_ASSIGNMENT_
Wherever a line of the data contains "highlight", copy that line.

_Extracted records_
· · · ·

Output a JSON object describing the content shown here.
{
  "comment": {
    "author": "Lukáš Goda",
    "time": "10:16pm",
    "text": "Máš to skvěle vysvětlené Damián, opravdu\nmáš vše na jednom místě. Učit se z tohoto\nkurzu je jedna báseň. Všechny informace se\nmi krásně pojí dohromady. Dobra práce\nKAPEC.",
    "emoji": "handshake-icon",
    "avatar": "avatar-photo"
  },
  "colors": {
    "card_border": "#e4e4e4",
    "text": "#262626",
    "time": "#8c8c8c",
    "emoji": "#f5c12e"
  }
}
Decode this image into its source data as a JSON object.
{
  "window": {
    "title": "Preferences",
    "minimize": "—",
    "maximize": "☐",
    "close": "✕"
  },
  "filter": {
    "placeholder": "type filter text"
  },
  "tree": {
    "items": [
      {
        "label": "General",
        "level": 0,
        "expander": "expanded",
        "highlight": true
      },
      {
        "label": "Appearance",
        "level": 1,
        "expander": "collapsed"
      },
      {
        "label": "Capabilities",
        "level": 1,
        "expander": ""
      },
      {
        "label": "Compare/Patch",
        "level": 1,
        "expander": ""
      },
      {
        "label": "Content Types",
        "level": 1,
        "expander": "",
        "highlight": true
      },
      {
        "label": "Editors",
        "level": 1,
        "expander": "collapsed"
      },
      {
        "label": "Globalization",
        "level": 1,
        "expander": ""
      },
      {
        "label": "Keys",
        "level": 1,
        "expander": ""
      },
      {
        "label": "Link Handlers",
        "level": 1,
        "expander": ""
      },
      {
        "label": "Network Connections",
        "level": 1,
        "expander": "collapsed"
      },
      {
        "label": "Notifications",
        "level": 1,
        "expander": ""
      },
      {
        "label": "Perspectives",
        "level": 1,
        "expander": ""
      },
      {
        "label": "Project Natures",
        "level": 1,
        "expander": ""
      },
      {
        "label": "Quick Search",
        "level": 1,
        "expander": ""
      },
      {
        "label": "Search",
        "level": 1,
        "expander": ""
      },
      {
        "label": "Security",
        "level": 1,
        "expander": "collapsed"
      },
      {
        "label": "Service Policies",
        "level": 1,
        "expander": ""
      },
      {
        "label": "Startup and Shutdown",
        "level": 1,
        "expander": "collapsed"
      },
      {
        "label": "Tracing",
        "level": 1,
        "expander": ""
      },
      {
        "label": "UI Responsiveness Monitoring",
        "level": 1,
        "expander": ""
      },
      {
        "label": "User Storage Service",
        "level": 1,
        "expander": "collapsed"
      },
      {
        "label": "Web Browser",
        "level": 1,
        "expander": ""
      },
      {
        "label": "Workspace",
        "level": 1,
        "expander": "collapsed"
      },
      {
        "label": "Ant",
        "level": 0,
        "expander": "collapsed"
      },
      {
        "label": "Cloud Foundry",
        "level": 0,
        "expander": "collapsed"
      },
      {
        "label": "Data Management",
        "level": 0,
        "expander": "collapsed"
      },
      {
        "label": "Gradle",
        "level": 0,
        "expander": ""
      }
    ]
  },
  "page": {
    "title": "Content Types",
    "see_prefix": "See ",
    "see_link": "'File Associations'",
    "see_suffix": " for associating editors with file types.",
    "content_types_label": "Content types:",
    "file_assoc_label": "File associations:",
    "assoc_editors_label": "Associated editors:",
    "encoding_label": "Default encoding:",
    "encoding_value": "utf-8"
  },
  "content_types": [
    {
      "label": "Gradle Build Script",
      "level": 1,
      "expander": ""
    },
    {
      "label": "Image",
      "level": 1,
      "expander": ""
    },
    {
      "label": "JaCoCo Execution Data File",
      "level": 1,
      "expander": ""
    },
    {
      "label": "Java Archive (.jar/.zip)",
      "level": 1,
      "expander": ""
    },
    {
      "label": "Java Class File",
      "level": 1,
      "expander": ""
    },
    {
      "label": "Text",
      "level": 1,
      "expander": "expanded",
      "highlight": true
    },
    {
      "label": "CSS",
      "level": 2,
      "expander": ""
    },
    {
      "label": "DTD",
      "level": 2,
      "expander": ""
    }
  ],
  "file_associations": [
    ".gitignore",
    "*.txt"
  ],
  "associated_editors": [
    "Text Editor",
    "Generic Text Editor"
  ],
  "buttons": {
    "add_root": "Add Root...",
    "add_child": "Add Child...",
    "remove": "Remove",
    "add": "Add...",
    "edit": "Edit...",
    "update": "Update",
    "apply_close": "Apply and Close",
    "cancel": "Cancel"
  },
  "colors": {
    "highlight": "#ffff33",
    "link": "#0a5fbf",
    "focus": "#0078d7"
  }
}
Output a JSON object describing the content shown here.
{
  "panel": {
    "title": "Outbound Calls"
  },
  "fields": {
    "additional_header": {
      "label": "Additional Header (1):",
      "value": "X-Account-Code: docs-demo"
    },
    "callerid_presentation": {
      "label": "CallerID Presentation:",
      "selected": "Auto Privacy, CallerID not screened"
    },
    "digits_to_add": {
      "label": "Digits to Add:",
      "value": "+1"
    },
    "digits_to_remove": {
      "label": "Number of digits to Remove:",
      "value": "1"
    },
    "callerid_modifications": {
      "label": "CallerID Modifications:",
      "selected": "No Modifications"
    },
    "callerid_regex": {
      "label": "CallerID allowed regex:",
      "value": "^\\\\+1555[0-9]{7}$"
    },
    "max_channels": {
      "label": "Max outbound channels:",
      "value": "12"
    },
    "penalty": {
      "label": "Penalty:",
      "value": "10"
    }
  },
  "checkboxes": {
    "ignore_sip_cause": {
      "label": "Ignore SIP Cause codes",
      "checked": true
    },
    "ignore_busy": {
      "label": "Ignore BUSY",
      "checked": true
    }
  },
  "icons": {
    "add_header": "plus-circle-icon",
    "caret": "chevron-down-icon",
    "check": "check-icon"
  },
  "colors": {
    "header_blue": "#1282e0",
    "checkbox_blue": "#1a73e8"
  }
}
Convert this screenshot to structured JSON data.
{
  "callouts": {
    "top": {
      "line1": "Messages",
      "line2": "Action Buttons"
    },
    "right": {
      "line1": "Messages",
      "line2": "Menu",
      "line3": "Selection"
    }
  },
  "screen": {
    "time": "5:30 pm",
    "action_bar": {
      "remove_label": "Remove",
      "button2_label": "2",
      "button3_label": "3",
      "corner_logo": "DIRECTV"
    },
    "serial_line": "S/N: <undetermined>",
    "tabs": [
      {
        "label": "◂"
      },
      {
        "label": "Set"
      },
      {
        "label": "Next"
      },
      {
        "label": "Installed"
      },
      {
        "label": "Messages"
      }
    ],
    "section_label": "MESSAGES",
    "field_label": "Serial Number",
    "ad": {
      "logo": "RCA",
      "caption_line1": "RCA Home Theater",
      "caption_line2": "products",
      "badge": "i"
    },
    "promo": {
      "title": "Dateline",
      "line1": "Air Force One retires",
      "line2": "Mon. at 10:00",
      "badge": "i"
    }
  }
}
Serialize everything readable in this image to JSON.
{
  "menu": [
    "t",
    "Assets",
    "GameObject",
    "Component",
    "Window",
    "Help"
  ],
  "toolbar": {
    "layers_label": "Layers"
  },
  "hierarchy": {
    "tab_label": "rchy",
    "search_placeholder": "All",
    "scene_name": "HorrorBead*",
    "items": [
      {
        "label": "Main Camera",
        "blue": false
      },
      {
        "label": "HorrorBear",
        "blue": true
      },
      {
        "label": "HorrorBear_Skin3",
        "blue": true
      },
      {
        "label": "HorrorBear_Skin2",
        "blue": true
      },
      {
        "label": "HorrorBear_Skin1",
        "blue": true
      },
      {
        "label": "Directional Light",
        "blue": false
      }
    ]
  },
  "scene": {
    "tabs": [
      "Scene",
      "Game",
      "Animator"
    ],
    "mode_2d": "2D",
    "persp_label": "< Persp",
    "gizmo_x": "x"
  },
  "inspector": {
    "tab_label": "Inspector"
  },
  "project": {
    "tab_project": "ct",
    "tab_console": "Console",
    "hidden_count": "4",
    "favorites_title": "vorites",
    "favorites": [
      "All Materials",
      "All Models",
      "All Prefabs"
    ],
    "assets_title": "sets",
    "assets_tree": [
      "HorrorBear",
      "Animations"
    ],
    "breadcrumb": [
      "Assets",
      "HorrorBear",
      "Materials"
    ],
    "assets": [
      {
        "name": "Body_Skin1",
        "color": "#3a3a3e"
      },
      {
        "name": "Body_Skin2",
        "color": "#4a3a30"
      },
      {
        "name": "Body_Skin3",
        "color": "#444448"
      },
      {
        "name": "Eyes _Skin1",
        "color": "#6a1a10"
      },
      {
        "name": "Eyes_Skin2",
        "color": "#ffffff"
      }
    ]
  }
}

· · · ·

_REPLY_
        "highlight": true
        "highlight": true
      "highlight": true
    "highlight": "#ffff33",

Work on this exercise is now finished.